According to a lawsuit filed by the teenager’s parents, the Dickenson County Department of Social Services (DSS) arranged for the minor to have an abortion at the Bristol Women’s Health abortion clinic when she was three months pregnant. The minor had been removed from her father’s custody on Jan. 19, and the abortion appointment was made on the same day. 

The suit seeks $10 million in compensatory damages and $5.4 million in punitive damages. According to the filing, the abortion facility and DSS pressuring the teenager to end her pregnancy caused her to experience physical and emotional side effects and interfered with the rights of the girl’s parents.

The minor, identified as “CRFM,” had been placed in the custody of a family friend during her pregnancy. The teenager allegedly “intended to take her child to full term and intended to deliver her baby at the appropriate time.”

CRFM, according to the suit, told her mother that DSS was pressuring her to have an abortion, and she “promised her mother that she was not going to abort the baby.” 

After a DSS employee arranged an appointment, the pair met with the clinic’s director. The suit alleges that CRFM “remained upset throughout the process and initially refused to cooperate with any abortion” but was eventually persuaded otherwise. In addition, the complaint alleges that legal consent was never obtained during this process. 

A provider at the Bristol Women’s Health clinic gave CRFM chemical abortion pills. The teenager completed the abortion after she took the second pill within 48 hours of her appointment. 

Tim McAfee, an attorney representing the family, called the incident “shocking.” 

“Some people would say you killed something,” McAfee said. “The young lady has killed her baby. That’s how she looks at it.” 

Diane Derzis, who owns Bristol Women’s Health, denied that her facility had ever pressured any woman into an abortion and that it’s a woman’s choice, regardless of her age. 

“I am confident that all the paperwork was done according to state law,” she said.

Derzis’s clinic is facing another lawsuit from the landlord who owns the property where the Virginia-based Bristol Women’s Health facility operates. Property owner Kilo Delta filed a lawsuit against the clinic in December, claiming that she did not know it would be used to conduct abortions. Accusing the facility of fraud and misrepresentation, the landlord is seeking a rescission that would rescind her leasing agreement with the facility. 

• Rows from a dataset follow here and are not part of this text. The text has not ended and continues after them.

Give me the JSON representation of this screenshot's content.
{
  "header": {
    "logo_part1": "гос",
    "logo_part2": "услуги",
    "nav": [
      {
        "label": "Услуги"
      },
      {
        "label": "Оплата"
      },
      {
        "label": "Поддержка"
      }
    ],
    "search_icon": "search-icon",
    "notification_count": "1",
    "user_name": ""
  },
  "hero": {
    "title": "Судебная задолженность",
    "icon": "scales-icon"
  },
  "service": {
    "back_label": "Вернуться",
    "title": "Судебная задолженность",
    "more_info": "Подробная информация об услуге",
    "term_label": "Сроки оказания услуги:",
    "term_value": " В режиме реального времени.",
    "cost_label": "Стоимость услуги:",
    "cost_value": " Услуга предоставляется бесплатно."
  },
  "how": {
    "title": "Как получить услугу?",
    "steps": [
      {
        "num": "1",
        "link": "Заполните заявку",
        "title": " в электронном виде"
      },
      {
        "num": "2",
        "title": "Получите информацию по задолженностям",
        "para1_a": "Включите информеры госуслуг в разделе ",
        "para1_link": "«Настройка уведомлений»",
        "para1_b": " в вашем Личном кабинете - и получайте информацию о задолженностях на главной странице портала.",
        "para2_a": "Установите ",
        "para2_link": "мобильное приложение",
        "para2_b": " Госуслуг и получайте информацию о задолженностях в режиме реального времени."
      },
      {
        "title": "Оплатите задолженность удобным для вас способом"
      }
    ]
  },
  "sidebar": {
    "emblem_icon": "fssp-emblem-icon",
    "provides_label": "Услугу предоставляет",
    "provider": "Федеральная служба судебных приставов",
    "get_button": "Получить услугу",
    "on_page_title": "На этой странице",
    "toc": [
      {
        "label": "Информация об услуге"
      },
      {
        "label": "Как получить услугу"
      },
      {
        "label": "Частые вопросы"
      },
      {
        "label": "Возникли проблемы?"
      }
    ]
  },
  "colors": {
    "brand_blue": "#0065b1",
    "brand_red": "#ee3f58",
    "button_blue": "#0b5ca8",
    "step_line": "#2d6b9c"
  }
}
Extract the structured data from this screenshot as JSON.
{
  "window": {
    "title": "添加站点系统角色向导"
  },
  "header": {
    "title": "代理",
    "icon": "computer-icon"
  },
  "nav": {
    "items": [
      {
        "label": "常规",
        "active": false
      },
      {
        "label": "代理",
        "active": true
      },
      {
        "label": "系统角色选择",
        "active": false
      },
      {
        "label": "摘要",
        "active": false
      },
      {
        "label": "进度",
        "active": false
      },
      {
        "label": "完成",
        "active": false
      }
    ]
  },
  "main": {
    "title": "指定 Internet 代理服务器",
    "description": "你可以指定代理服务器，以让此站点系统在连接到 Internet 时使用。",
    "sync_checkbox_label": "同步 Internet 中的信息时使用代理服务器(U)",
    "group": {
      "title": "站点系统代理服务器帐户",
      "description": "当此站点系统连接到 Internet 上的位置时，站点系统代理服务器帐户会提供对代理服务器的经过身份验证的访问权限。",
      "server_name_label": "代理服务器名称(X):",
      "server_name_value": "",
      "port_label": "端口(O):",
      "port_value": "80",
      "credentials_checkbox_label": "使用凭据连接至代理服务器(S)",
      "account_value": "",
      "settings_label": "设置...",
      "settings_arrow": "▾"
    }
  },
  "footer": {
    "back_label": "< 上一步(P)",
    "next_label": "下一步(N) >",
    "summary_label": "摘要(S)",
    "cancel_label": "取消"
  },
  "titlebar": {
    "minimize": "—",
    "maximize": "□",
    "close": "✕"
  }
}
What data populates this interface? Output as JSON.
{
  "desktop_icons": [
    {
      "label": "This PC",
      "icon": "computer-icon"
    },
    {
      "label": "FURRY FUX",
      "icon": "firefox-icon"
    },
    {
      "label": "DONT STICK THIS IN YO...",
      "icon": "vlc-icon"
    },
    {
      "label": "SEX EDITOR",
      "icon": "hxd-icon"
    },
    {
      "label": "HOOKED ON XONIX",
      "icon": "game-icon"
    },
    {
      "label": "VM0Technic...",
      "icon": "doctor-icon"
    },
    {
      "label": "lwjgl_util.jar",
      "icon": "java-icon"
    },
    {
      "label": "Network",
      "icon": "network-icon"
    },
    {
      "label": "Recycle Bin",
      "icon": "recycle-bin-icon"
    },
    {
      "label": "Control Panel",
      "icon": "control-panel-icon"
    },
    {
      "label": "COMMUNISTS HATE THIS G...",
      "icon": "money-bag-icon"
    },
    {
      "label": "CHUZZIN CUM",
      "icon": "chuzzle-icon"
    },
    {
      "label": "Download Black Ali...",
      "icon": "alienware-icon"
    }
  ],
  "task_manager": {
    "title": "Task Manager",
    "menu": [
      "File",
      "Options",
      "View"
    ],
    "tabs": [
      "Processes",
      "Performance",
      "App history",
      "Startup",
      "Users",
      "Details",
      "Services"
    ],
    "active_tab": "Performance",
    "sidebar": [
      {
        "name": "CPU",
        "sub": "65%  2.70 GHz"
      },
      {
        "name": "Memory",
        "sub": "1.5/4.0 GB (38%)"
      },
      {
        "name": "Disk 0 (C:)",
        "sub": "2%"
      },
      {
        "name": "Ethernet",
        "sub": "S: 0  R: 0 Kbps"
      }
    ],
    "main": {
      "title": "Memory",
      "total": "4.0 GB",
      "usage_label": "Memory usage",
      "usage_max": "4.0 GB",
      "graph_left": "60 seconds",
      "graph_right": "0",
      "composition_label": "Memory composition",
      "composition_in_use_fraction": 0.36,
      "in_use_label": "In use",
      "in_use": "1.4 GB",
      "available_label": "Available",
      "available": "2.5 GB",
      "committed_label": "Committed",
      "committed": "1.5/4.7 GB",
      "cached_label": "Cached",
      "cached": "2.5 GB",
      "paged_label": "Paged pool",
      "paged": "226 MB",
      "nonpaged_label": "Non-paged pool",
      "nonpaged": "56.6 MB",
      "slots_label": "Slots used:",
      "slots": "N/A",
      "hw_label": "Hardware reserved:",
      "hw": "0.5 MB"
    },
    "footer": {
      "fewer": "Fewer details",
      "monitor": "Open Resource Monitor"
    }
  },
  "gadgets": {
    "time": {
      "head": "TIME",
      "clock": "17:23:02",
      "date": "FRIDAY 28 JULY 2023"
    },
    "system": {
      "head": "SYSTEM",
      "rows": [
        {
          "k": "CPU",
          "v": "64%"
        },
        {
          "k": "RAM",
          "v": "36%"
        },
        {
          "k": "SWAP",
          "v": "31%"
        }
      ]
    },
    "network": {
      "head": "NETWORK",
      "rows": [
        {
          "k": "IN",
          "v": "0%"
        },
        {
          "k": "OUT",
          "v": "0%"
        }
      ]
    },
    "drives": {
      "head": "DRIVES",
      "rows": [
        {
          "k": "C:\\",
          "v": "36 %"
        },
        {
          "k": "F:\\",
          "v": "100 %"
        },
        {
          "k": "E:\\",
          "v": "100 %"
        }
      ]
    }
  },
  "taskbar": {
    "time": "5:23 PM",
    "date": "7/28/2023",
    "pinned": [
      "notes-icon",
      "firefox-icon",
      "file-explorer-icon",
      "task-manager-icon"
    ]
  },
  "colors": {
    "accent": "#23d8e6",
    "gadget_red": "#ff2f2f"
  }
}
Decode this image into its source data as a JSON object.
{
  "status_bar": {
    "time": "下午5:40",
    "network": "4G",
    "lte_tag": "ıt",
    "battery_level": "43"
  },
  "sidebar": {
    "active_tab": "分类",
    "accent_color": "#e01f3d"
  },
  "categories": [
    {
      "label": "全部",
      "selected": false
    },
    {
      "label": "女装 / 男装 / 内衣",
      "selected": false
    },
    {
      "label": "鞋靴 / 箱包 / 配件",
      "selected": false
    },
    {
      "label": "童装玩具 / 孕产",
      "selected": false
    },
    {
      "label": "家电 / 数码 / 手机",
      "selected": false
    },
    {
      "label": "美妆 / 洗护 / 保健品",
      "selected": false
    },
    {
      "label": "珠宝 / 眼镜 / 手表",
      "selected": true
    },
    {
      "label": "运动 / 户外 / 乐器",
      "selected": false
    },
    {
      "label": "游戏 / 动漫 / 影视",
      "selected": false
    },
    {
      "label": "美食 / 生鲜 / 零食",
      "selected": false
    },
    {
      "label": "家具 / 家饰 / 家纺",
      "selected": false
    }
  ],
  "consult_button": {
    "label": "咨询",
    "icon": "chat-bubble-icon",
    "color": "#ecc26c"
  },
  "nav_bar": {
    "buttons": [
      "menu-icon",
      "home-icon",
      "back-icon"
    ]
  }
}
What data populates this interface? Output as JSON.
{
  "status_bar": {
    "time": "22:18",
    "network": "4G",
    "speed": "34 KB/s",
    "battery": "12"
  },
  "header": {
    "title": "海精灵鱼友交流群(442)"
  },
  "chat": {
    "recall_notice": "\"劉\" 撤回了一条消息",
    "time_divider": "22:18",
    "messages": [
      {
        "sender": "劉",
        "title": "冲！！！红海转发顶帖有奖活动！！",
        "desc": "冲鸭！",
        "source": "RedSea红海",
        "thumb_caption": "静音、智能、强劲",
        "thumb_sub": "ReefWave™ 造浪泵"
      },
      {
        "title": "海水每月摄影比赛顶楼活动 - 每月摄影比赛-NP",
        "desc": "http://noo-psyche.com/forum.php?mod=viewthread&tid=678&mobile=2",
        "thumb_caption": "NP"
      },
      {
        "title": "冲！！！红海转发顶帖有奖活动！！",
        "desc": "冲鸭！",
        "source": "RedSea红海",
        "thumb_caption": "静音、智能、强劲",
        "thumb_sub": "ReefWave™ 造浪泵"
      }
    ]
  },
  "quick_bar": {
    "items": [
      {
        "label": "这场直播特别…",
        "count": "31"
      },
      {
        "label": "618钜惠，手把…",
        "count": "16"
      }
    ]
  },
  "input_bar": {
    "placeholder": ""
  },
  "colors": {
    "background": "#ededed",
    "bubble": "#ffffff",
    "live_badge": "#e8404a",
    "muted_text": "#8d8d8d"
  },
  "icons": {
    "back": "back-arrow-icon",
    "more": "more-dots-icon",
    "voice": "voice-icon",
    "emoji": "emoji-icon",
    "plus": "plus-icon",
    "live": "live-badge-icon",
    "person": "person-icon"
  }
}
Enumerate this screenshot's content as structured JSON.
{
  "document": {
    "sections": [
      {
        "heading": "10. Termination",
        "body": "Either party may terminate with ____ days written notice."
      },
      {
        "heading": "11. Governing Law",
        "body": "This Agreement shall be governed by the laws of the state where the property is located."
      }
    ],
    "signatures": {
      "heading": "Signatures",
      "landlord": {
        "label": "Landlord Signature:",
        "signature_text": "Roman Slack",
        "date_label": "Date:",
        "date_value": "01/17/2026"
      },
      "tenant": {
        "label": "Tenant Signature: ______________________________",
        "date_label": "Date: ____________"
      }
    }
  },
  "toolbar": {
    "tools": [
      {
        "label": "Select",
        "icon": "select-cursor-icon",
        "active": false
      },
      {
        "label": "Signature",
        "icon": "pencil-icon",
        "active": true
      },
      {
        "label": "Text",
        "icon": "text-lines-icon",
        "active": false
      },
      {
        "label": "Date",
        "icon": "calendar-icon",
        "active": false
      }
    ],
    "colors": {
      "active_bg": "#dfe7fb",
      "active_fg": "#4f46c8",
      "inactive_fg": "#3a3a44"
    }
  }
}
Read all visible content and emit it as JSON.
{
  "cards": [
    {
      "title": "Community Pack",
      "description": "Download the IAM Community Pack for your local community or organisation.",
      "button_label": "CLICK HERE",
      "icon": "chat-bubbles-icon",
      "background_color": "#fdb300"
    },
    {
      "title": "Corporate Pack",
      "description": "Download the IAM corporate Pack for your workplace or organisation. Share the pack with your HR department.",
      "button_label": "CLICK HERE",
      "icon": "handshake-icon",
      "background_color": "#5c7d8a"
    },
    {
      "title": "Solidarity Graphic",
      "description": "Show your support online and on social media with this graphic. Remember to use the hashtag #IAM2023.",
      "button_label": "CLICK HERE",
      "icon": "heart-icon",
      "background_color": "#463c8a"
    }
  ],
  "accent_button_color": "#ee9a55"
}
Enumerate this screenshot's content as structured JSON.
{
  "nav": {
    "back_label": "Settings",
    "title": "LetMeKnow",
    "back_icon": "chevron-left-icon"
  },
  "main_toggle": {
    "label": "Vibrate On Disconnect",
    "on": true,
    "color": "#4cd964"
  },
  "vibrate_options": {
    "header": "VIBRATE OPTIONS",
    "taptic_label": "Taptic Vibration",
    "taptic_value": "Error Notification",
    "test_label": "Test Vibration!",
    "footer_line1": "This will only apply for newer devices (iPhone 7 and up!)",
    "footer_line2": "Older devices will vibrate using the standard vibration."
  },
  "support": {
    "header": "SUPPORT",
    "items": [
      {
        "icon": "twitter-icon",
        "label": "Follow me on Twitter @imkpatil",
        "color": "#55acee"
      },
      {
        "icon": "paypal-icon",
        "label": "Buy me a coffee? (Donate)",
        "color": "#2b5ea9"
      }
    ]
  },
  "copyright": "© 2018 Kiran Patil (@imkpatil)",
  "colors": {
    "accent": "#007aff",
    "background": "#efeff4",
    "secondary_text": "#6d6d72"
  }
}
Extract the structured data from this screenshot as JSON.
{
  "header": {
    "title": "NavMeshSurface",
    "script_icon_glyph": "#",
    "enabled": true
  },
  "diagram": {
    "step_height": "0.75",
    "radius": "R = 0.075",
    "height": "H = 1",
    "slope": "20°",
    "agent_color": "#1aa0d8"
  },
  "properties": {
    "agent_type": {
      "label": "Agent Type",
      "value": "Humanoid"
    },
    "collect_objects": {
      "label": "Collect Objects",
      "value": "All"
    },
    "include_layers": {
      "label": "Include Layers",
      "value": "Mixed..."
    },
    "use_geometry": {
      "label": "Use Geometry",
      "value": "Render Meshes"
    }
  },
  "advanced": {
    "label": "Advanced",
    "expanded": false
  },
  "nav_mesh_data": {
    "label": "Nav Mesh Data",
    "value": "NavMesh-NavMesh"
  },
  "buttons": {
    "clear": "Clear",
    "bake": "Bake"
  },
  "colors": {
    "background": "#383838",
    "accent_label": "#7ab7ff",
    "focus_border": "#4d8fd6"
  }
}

If Derzis’s name sounds at all familiar, it’s because she was the owner of the Jackson Women’s Health Organization, the “Pink House” abortion facility at the center of the Supreme Court case that led to the overturn of Roe v. Wade. In July, the abortion clinic closed its doors permanently after a judge rejected the facility’s appeal to prevent a trigger law outlawing most abortions in the state from taking effect. 

Another facility previously owned by Derzis, the New Woman All Women Health clinic in Alabama, operated under what appears to be non-existent healthcare standards, if this 76-page deficiency report is anything to go by. In one noteworthy incident on January 21, 2021, the facility sent two women to the hospital on the same day. One of the women had to be carried through a narrow hallway by attendants because it was too small for a gurney to fit. 

Reprotection will continue to monitor the situation in Virginia and ensure that questions surrounding the apparent exploitation of a 15-year-old girl do not remain unanswered.